Will AI take my job?


The most common question that I receive!

First, let’s reframe the question: Is the real fear joblessness, or is it the inability to survive financially? With widespread AI adoption, global GDP is likely to surge. Unlike the pandemic-driven recession, the true challenge with AI lies not in a lack of wealth,but in finding ways to distribute it equitably.

Let’s remember, work for work’s sake isn’t the point! We didn’t build civilization just to keep everyone busy. Our true goal is to improve lives for all. If technology like AI can achieve that dream – producing more with less human toil – shouldn’t we welcome it, rather than fear it?

Anyway, let’s set aside the anxieties fueling the ‘AI taking jobs’ debate and focus on the core question itself: Will AI displace workers on a large scale in the near future?
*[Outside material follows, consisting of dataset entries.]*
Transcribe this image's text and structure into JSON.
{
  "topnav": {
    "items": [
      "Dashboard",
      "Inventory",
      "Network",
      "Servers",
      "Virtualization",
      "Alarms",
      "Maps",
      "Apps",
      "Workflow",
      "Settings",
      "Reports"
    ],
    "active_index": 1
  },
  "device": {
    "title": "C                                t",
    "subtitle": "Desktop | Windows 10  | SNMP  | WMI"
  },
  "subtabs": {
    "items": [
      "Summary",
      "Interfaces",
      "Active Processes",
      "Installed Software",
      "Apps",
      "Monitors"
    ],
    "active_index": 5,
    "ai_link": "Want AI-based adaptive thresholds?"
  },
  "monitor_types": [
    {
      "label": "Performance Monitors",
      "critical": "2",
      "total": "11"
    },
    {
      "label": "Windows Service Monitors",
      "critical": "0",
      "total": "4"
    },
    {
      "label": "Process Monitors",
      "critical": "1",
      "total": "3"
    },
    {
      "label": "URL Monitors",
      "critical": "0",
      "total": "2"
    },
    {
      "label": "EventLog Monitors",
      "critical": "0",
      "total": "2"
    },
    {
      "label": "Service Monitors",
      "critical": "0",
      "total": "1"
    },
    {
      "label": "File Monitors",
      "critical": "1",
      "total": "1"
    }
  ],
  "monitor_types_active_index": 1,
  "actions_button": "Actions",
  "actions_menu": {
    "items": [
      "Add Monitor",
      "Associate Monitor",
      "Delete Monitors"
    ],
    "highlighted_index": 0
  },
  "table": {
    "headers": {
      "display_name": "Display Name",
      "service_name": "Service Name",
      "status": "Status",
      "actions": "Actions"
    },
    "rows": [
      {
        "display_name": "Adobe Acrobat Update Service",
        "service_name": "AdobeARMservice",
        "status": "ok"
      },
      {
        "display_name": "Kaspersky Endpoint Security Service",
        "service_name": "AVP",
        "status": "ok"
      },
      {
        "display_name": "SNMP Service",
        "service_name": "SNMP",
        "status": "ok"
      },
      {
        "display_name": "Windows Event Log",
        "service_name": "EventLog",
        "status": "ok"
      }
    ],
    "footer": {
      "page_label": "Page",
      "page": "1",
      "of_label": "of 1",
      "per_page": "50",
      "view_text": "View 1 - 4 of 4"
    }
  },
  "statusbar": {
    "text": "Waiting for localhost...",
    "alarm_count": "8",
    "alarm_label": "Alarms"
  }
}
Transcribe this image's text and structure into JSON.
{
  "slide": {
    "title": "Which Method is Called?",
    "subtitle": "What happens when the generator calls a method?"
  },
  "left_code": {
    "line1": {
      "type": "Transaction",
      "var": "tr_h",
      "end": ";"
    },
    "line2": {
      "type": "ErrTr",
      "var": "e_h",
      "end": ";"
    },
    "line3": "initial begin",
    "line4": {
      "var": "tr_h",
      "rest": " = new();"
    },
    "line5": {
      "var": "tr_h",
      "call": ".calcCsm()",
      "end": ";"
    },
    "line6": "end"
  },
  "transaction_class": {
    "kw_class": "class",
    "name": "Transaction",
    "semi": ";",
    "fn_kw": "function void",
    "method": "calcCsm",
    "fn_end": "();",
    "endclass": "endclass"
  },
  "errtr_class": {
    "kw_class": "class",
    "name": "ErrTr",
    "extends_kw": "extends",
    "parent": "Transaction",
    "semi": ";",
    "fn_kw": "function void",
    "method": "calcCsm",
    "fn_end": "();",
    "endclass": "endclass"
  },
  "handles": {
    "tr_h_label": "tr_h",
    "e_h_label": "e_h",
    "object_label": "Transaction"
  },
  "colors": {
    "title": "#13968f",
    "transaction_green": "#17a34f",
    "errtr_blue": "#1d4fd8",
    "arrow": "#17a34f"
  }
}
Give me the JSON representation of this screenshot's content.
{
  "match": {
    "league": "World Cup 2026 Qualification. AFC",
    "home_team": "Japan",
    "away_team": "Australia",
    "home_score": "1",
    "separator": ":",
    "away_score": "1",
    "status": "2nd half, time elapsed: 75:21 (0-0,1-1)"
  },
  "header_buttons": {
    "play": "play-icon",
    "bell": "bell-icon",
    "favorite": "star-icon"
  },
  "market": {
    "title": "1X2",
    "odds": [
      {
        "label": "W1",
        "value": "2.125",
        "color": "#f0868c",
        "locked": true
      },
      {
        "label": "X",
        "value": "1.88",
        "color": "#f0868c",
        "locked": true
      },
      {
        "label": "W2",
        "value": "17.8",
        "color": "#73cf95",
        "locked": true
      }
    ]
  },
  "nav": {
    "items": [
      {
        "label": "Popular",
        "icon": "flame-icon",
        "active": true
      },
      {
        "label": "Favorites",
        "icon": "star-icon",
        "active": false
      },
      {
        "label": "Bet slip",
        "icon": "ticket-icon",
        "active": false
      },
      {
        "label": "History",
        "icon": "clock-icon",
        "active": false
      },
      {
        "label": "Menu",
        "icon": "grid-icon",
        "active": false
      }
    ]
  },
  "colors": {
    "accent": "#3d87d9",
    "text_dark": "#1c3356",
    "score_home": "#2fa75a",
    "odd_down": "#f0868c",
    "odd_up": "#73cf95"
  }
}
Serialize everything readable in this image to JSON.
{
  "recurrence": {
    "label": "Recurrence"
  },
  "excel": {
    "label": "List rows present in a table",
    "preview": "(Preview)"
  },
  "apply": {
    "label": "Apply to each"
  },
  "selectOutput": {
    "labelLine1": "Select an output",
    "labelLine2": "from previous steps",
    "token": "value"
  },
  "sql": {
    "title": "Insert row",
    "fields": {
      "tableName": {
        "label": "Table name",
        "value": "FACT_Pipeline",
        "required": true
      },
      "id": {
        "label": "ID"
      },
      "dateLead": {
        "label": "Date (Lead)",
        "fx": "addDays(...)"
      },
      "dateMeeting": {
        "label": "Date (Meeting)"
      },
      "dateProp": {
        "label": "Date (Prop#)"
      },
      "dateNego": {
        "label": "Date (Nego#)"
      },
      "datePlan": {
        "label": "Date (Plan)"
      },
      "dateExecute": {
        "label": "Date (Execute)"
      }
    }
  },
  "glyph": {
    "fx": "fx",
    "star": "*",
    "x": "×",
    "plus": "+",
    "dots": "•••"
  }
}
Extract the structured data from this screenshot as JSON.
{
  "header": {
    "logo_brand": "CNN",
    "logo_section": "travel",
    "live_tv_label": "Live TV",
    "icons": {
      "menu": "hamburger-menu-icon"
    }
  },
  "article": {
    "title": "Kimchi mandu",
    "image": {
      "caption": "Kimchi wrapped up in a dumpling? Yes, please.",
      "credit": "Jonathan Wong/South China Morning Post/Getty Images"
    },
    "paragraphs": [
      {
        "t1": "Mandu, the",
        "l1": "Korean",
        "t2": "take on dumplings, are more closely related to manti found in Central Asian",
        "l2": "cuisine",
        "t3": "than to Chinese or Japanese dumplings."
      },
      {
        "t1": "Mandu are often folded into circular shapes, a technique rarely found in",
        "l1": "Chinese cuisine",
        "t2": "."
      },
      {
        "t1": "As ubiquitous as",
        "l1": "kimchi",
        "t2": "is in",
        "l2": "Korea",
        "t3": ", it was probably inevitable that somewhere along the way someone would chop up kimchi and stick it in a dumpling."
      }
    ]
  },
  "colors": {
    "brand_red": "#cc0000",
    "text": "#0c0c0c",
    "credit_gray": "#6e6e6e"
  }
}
History reminds us that technological revolutions often destroy old jobs while creating new ones. Could AI follow a similar pattern?

I believe that in the next 10-20 years, the future of work will be one of augmentation rather than replacement. AI will become a powerful tool that enhances our capabilities, potentially leading to a reduced workweek. Humans will remain in the lead, but our roles will evolve to focus on areas where creativity, critical thinking, and social skills are essential.

AI can automate many mundane and repetitive aspects of our jobs, freeing us up for more strategic and creative work. Imagine an accountant leveraging AI to handle routine calculations, allowing them to focus on complex financial planning.

The most successful teams will likely be those that combine human and AI capabilities. Humans will provide strategic direction and creative problem-solving, while AI will handle data analysis and automation.

Even if outright replacement isn’t imminent, AI poses a different challenge: the unprecedented speed of job disruption. Old jobs will vanish quickly, while new ones emerge – a shift faster than any we’ve seen before. This risks temporary yet widespread unemployment, even as high-skilled positions remain unfilled. Historical examples, like Germany’s economic crisis and unemployment pre-WWII, warn us of the social unrest such instability breeds.

We must prepare now to mitigate this danger. Fortunately, AI-driven economic growth provides the means to build robust safety nets for vulnerable populations.

Beyond 20 years: Will work exist for the next generation?

The advent of AGI, true artificial general intelligence, throws the future of work into a realm of thrilling uncertainty. Predicting how jobs and workplaces will function in a world alongside entities with IQs potentially far beyond our own is a fool’s errand. Imagine the profound changes a leap from an average human IQ of 100 to 1000 could bring. Will human ingenuity even be a relevant factor? This is definitely an uncharted territory that is both exhilarating and deeply unsettling – sit back and enjoy!